### What is required:
Locate every line below that contains the word "icon" and copy it.

### Material shown:
━━━━━━━━
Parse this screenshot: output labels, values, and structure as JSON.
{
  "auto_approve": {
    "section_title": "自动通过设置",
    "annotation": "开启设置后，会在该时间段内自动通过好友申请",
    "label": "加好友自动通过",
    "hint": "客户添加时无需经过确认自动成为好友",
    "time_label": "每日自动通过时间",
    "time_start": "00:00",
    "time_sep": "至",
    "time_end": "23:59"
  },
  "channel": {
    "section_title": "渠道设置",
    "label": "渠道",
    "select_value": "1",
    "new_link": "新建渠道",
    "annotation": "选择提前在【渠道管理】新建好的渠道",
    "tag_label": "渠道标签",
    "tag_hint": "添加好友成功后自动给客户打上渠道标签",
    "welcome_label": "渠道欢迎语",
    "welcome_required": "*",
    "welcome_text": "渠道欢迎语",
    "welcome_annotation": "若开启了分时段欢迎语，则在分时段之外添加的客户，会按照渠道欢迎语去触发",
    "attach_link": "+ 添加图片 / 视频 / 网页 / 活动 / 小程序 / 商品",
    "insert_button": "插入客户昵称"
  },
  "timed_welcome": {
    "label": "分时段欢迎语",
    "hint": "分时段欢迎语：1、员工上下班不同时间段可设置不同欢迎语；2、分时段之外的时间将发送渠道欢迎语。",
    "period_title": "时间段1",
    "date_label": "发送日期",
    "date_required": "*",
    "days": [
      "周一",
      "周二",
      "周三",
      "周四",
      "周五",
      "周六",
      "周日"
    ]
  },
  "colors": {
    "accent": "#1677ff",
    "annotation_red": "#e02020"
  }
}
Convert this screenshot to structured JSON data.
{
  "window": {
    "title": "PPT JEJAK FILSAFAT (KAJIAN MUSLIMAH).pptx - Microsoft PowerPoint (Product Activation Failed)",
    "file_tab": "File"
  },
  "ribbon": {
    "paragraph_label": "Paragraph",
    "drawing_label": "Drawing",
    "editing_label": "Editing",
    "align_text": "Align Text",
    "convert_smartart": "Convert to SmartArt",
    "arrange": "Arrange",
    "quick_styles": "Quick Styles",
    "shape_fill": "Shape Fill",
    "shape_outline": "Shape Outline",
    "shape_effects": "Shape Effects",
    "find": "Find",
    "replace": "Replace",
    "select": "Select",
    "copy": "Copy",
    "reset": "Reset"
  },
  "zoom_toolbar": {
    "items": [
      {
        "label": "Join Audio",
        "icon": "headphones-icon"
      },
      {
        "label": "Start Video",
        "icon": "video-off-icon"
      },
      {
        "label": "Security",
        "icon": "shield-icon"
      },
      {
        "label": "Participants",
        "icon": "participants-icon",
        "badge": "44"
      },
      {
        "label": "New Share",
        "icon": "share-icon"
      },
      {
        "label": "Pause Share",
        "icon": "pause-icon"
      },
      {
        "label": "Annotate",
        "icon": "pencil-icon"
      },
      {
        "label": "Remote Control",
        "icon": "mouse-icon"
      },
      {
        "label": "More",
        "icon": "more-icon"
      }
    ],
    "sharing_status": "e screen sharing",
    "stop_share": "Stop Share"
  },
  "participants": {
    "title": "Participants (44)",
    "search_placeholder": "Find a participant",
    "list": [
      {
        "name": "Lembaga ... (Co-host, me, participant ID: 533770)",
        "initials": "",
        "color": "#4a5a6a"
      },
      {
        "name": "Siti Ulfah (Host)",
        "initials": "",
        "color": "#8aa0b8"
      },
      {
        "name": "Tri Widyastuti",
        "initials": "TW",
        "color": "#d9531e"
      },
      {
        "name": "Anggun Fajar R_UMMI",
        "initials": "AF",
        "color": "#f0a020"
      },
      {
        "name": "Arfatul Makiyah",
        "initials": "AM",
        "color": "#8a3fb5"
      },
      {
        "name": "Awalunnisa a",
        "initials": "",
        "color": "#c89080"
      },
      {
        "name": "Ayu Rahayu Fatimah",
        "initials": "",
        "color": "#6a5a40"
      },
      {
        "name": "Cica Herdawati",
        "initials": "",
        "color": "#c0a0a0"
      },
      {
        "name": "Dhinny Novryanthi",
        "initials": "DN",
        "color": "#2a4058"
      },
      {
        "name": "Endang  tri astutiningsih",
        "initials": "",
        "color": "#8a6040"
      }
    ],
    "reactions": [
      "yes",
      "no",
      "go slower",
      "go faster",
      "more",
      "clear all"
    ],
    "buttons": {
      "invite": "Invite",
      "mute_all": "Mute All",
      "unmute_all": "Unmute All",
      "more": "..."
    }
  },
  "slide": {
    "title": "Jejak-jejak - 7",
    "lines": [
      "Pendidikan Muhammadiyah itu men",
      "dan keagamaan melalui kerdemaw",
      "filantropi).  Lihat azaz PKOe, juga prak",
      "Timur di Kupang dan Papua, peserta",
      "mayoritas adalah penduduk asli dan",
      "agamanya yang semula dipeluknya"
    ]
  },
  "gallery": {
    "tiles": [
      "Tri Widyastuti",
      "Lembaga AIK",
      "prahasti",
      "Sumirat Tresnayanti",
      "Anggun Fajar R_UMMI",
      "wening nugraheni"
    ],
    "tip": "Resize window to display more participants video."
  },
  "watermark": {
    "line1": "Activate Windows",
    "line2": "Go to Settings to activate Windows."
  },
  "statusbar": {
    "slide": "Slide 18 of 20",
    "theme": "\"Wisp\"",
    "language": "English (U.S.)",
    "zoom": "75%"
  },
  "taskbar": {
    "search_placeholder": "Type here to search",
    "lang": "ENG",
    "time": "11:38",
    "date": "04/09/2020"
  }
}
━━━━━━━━
### Reply:
        "icon": "headphones-icon"
        "icon": "video-off-icon"
        "icon": "shield-icon"
        "icon": "participants-icon",
        "icon": "share-icon"
        "icon": "pause-icon"
        "icon": "pencil-icon"
        "icon": "mouse-icon"
        "icon": "more-icon"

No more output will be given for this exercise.